**** Recorded data
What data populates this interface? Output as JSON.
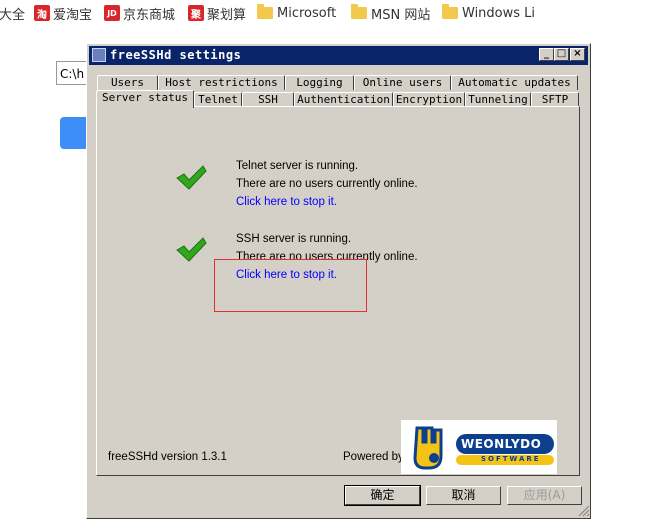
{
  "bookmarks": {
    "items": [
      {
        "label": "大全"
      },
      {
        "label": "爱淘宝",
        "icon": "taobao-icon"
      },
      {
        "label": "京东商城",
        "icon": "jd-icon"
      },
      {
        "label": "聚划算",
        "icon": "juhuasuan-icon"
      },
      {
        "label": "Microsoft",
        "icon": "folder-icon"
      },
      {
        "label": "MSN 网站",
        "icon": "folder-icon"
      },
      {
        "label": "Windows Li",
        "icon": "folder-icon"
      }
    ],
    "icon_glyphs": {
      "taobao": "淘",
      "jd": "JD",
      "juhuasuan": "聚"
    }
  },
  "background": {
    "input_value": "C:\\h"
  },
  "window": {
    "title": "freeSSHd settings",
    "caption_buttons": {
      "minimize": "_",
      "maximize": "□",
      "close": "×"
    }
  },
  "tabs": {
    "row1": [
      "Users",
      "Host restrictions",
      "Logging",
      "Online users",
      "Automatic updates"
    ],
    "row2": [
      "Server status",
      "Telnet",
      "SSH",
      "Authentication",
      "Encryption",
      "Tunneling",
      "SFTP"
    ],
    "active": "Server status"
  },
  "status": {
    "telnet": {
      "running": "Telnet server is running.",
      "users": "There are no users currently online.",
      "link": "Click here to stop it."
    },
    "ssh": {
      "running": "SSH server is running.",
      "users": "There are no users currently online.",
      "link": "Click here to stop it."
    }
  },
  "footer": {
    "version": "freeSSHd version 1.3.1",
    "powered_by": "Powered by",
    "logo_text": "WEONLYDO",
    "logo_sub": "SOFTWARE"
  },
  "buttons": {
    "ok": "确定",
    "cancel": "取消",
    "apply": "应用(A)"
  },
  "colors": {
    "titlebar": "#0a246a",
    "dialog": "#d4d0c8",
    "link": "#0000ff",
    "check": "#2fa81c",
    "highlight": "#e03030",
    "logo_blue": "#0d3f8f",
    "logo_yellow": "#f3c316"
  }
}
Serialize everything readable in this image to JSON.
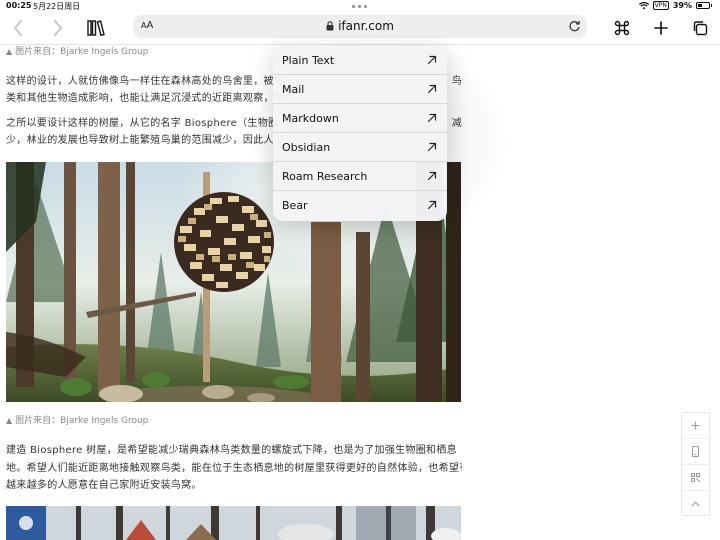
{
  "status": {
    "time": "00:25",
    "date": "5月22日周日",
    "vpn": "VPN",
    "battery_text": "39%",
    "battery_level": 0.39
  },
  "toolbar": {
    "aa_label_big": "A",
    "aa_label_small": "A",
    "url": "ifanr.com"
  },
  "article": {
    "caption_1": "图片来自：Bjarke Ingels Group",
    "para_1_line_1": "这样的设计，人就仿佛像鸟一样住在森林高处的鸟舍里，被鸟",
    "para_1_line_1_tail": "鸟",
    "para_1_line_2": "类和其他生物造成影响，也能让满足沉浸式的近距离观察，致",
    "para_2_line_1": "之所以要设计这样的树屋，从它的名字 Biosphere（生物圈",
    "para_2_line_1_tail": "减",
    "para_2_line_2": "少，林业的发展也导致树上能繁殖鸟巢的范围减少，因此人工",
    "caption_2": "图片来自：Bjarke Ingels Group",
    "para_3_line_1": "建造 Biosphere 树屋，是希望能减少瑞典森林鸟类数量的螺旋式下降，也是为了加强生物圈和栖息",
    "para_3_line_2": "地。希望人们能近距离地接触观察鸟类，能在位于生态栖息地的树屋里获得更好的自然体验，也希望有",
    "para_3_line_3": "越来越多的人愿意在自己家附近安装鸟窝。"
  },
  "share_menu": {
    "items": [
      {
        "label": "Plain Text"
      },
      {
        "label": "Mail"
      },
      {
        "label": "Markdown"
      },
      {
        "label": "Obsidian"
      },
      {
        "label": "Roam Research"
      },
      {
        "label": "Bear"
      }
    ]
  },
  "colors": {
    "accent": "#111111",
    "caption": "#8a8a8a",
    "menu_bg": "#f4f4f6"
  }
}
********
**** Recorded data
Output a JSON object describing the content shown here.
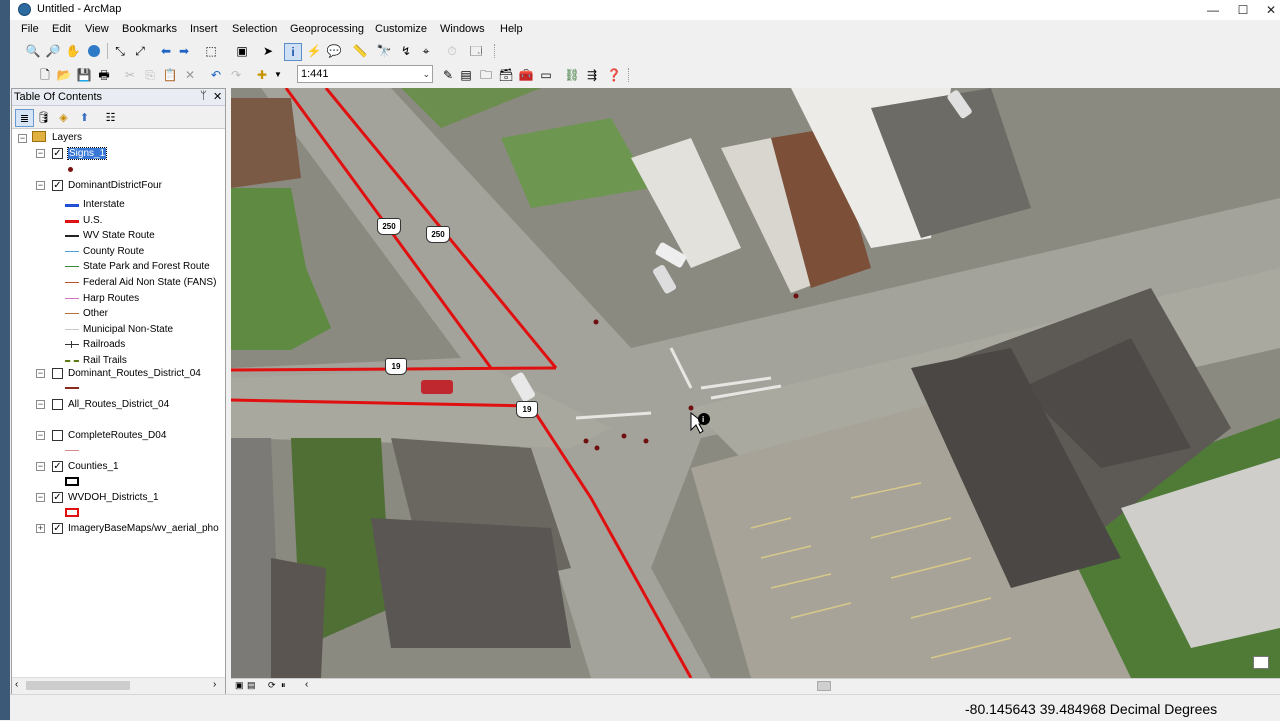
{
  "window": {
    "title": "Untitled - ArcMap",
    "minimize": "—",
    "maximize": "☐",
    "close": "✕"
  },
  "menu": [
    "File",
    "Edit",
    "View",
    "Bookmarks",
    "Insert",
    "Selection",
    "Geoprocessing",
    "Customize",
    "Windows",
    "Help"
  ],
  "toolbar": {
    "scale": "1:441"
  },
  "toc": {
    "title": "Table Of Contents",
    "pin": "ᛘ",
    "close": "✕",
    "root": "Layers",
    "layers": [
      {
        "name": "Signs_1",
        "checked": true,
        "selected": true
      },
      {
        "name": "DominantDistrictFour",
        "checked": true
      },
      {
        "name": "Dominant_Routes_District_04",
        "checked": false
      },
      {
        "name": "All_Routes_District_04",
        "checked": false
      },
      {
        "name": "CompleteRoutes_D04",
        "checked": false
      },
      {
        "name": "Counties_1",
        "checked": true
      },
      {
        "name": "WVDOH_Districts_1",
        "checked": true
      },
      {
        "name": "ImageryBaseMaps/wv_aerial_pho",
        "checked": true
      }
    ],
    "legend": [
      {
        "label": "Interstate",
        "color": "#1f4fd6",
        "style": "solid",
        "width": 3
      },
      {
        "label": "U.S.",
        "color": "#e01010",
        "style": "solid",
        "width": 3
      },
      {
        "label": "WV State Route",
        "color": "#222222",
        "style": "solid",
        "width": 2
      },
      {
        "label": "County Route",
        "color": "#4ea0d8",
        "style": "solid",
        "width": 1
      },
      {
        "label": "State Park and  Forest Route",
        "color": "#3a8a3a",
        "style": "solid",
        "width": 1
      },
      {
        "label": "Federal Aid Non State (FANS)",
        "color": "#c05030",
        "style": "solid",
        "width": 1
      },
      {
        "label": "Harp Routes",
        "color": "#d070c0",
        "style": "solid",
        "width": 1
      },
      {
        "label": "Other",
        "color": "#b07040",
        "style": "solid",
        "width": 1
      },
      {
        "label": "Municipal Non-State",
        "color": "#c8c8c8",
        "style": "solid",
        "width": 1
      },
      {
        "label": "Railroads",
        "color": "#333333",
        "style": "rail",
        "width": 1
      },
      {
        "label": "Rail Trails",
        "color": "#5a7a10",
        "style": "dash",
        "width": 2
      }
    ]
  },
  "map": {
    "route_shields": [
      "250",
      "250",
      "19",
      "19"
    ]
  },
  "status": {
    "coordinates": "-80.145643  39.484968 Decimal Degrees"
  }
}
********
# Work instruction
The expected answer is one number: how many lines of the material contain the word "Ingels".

# Task result
2